4. My warning to the Minister: don’t push the language of well-being-togetheryness too hard. Culture is where people achieve Orphic union, yes. It is also where they seriously piss each other off. Framing culture as if it were another health service usually ends up with apoplectic politicians and viral social media feeds. Creating the conditions in which people can create requires an open heart and a thick skin. Ministers must practise understanding for the sector as a whole, not just the artforms they happen to know and like.
5. My hot tip: the NCP proposes ‘improved data collection’ to ‘demonstrate the value of the cultural and creative sector’. Compared to Creative Australia, the evaluation section is refreshingly short. I won’t backchat the goal of ‘establishing clear benchmarks to measure success’, only say that re: culture it is like trying to lasso gravy. But I would add an indicator: the Meyrick Metric. This counts the hours that artists and organisations spend applying for, or reporting on, cultural grants. It calculates it as both an absolute measure and a percentage of money received, weighting it against the resources available to write these applications and reports. That data will be illuminating. I guarantee it.
6. The pain point.
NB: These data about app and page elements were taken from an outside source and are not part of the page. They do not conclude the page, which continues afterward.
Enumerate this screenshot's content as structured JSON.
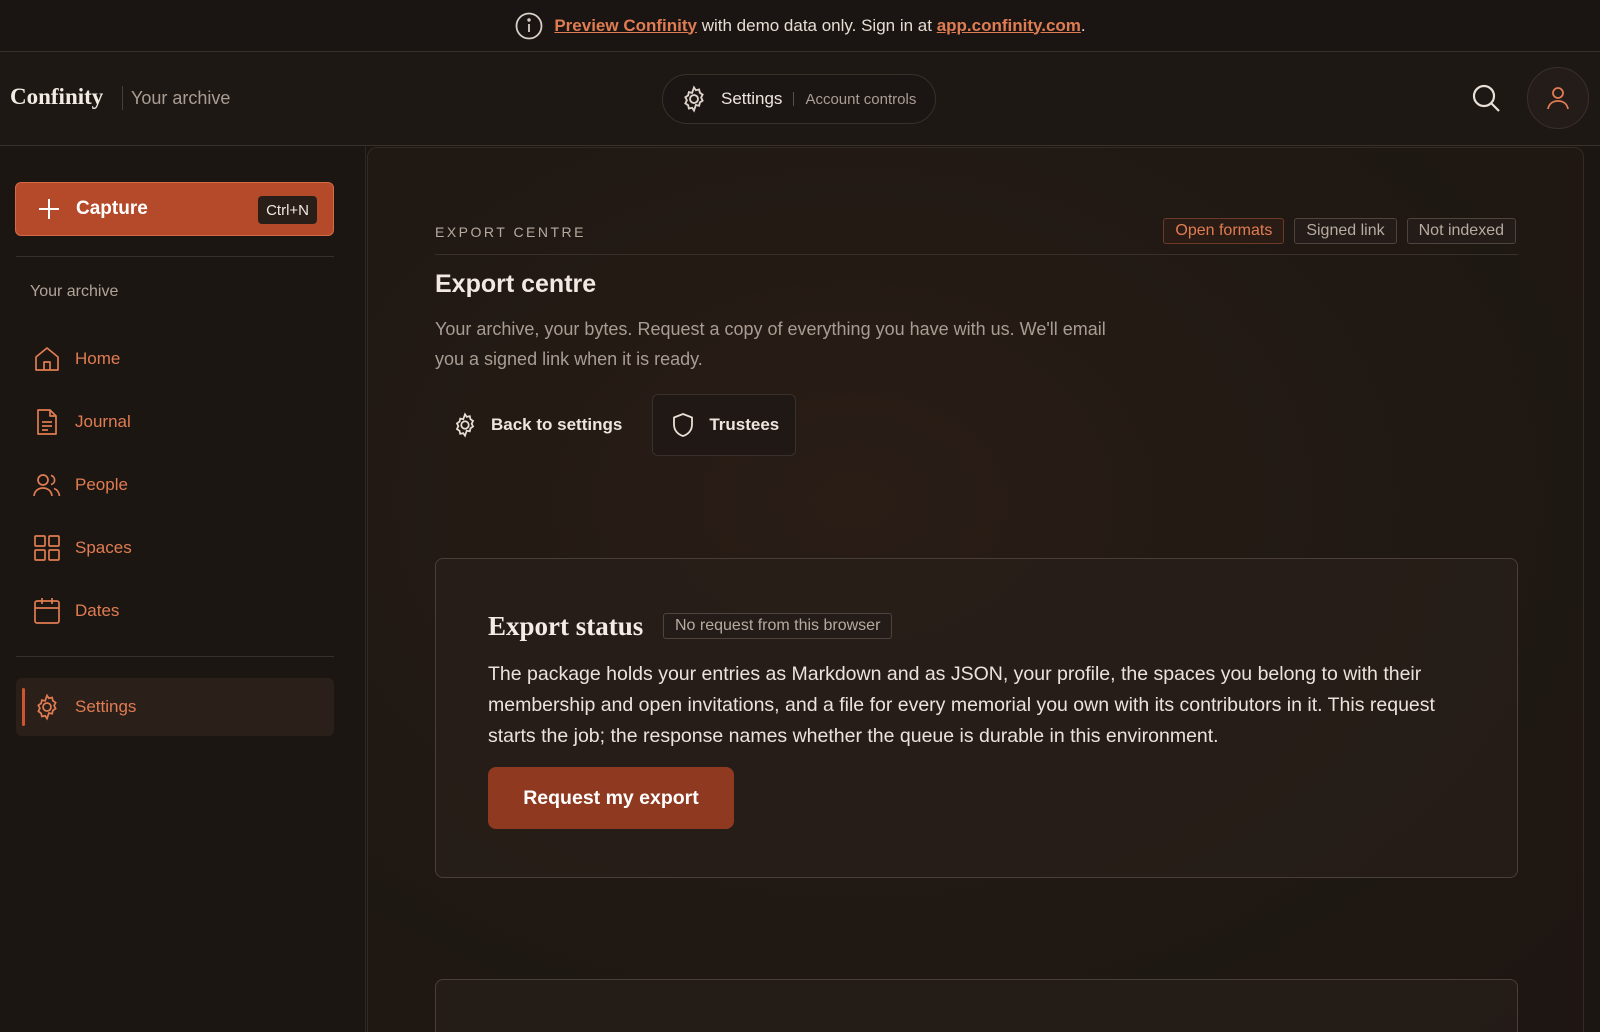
{
  "banner": {
    "icon": "info-icon",
    "link_text": "Preview Confinity",
    "middle_text": " with demo data only. Sign in at ",
    "url_text": "app.confinity.com",
    "end_text": "."
  },
  "header": {
    "logo": "Confinity",
    "subtitle": "Your archive",
    "pill_label": "Settings",
    "pill_sub": "Account controls",
    "search_icon": "search-icon",
    "avatar_icon": "user-icon"
  },
  "sidebar": {
    "capture_label": "Capture",
    "capture_shortcut": "Ctrl+N",
    "section_label": "Your archive",
    "items": [
      {
        "label": "Home",
        "icon": "home-icon"
      },
      {
        "label": "Journal",
        "icon": "document-icon"
      },
      {
        "label": "People",
        "icon": "people-icon"
      },
      {
        "label": "Spaces",
        "icon": "grid-icon"
      },
      {
        "label": "Dates",
        "icon": "calendar-icon"
      }
    ],
    "settings_label": "Settings"
  },
  "main": {
    "eyebrow": "EXPORT CENTRE",
    "tags": [
      "Open formats",
      "Signed link",
      "Not indexed"
    ],
    "title": "Export centre",
    "description": "Your archive, your bytes. Request a copy of everything you have with us. We'll email you a signed link when it is ready.",
    "back_label": "Back to settings",
    "trustees_label": "Trustees",
    "status": {
      "title": "Export status",
      "badge": "No request from this browser",
      "body": "The package holds your entries as Markdown and as JSON, your profile, the spaces you belong to with their membership and open invitations, and a file for every memorial you own with its contributors in it. This request starts the job; the response names whether the queue is durable in this environment.",
      "button": "Request my export"
    }
  },
  "colors": {
    "accent": "#e07c52",
    "primary_button": "#b54a2a",
    "background": "#1c1612"
  }
}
The further into Revive one reads, the more culture-as-commerce replaces culture-as-culture. Pillars 4 and 5, Strong Cultural Infrastructure, and Engaging the Audience, have a technocratic, market logic feel. A plum section is “Private Sector Support” discussing the absorption of Creative Partnerships Australia into Creative Australia. It notes:
‘There is an opportunity to foster increased partnerships between commercial and non-for-profit arts sector organisations, and to drive co-investment for the creation of original Australian stories and artistic works… There is also a role for increased mentoring and support to develop business skills and entrepreneurship across the sector, and to develop sustainable business models.’
Here’s the nipple-pinch. The term “sustainable” and its cognates appears 23 times in Revive, but mostly in a way that would make Yencken and Wilkinson wince; that is as financial sustainability, reducing the word’s ecological, social and cultural resonances and the “pillars” metaphor the authors use to explore them.
If private philanthropy and corporate sponsorship are to be brought more fully into the funding mix it must clearly be done on a different moral basis (or, in the case of fossil fuel companies, not done at all). In private-public partnerships, the phrase “giving back” should appear more often than “return on investment”, while the attitude of private firms needs more of the concerned citizen, less of the noblesse oblige.
That’s a big ask from a corporate sector that often talks as if the business of the Australian government should be business, not Australia. A case may be made for artists mentoring corporate executives, to develop their empathy and imagination skills. That would be a different take on “sustainability”, one arguably more in tune with our times.
But if the back end of Revive is a different beast from the front end, and its ethical desires sit uneasily with its financial strategies, that reflects Australia right now. We are in the unenviable position of facing a terrifying future while trying to come to terms with a violent colonial past. If we are divided about how to deal with our cultural present, is that so surprising?
Coming up with an NCP at such a juncture is a big achievement, and should be acknowledged as such. There are no glittering awards for cultural policy-makers, no interesting metallic objects or coloured rosettes. It is an unlovely, thankless task, not made easier by the fact that democratic societies now insist that if NCPs aren’t for everyone, they aren’t for anyone at all.
Revive isn’t perfect, and there are troubling undertones to parts of it. But compared to the Big Nothing that Australian cultural policy was, it is a Solid Something from which we can proceed.